DIRECTIONS: The answer is every line in the data below that contains the word "time".

PROVIDED RECORDS:

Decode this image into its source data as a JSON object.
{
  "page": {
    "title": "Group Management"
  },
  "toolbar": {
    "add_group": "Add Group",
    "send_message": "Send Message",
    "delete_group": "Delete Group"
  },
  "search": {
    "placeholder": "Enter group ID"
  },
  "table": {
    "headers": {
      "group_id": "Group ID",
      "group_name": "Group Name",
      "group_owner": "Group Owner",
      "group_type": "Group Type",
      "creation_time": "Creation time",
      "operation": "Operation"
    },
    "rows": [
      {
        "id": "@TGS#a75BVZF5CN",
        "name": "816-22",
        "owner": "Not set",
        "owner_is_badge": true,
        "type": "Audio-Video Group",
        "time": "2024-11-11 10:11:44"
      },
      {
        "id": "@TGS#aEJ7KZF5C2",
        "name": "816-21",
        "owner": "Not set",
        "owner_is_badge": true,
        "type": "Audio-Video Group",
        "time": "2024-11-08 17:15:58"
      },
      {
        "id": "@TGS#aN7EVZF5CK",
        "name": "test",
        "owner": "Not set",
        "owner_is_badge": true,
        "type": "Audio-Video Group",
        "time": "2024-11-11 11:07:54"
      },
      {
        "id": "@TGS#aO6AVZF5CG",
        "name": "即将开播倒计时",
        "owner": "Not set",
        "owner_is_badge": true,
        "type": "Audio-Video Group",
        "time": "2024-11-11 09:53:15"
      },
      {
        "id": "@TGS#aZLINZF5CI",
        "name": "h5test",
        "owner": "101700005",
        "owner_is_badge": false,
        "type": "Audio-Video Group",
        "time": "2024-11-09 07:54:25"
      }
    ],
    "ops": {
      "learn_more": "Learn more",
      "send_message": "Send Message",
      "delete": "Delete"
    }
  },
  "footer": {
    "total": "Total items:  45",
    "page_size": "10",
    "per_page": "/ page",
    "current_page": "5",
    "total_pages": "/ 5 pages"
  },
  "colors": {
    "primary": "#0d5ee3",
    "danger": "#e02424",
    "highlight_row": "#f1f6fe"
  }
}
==
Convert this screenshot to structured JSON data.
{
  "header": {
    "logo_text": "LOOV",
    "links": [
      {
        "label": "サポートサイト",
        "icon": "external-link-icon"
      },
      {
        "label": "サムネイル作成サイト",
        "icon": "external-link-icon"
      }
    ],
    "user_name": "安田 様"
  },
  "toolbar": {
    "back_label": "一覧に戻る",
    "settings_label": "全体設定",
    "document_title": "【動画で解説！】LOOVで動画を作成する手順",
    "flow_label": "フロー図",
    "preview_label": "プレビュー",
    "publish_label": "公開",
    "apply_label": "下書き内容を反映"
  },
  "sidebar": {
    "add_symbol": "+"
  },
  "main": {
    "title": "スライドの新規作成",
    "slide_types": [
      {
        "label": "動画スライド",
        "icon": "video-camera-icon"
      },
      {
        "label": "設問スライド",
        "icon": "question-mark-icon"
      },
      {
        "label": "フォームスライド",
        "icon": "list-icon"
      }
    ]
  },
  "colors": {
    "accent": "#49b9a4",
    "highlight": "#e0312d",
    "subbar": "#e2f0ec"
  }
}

RESULT OF THE EXERCISE:
      "creation_time": "Creation time",
        "time": "2024-11-11 10:11:44"
        "time": "2024-11-08 17:15:58"
        "time": "2024-11-11 11:07:54"
        "time": "2024-11-11 09:53:15"
        "time": "2024-11-09 07:54:25"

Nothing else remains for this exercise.